Photo by Joshua Davis.
In response to Virginia Governor Bob McDonnell’s insane plan to fund transportation by eliminating the gas tax, Democrats in Virginia’s House of Delegates have proposed an alternative. It combines Democratic and Republican proposals to increase the gas tax statewide and give Northern Virginia separate authority to raise its own new funds.
Yesterday, the House Democratic Caucus outlined principles they believe should underlie any transportation funding plan for Virginia, and offered their support for a collection of 9 alternate bills which they say form a bipartisan path forward and an alternative to the governor’s plan.
Any transportation plan, the House Democrats say, should:
- Generate at least $1 billion in new money per year.
- Rely on a realistic, dependable source of revenue, based on Virginia’s actions, not potential federal changes that may or may not happen.
- Not transfer monies that otherwise fund schools, health care, and public safety.
- Fund not just maintenance, but construction, including rail and transit.

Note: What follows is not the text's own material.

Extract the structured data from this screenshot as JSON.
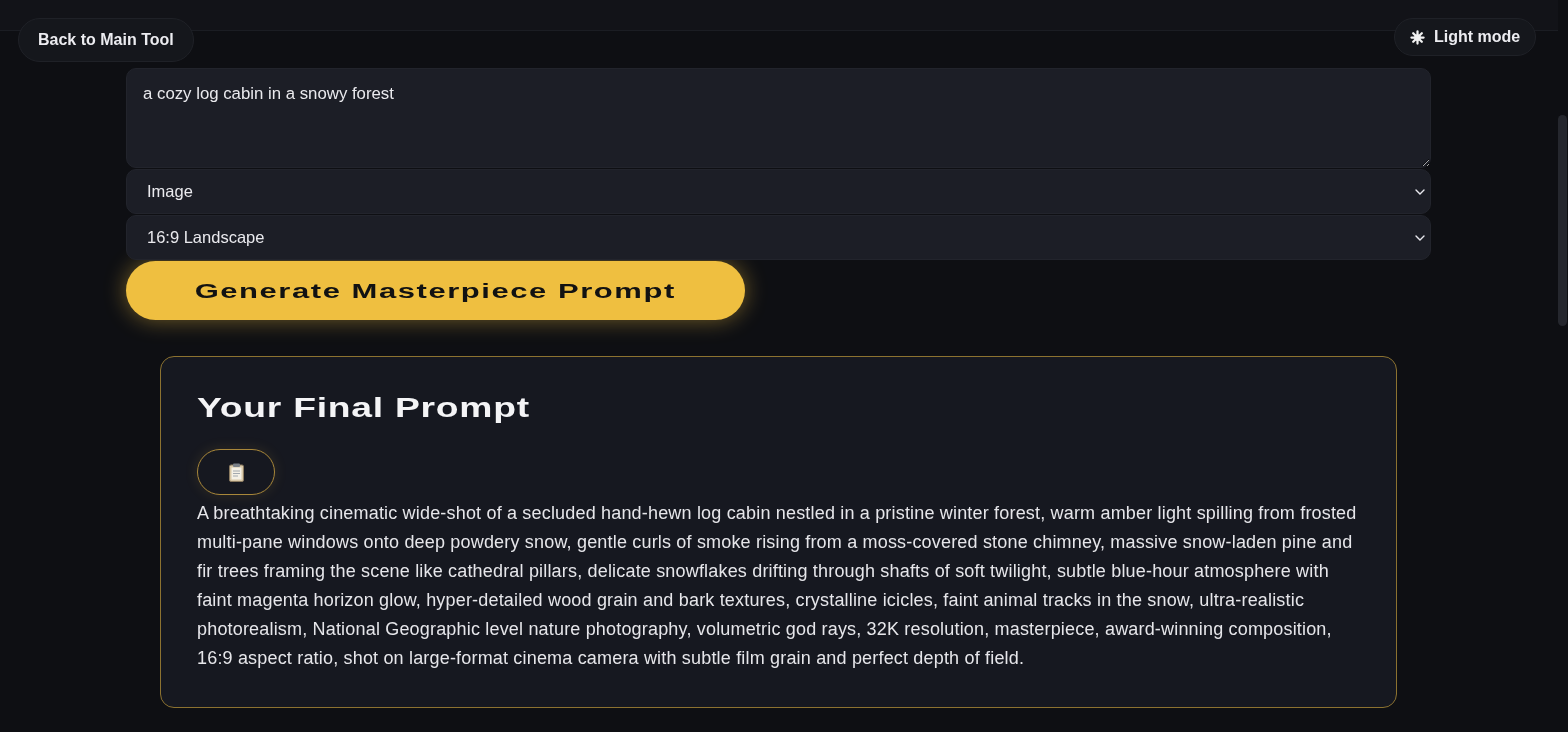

- Provide additional revenue both immediately and into the future.
- Give authority to Northern Virginia and Hampton Roads to raise additional funds for their own transportation needs.
These are solid principles, and they offer a stark contrast to McDonnell’s plan. The governor’s proposal would raise far less, and relies on money from the general fund, as well as from a federal Internet sales tax that has not passed Congress.
The 9 specific bills that Democrats cited as true to those core principles are HB1677, HB1878, HB2063, HB2179, HB2253, HB2333, HB1450, HB1472, and HB1633. The House could pick one of those 9 to push, or it could try to amend one of them to combine the best provisions from all.
Republicans control the Virginia House, and the Senate is evenly split, so any plan will need GOP support to pass.
Although it’s true that some questionable highway projects would surely be built if Virginia ultimately adopts this transportation funding plan, this also offers far more support for transit and urban needs than the governor’s proposal, and it doesn’t include as many harmful, regressive policies. This is a far more reasonable outline.
Cross-posted at Greater Greater Washington.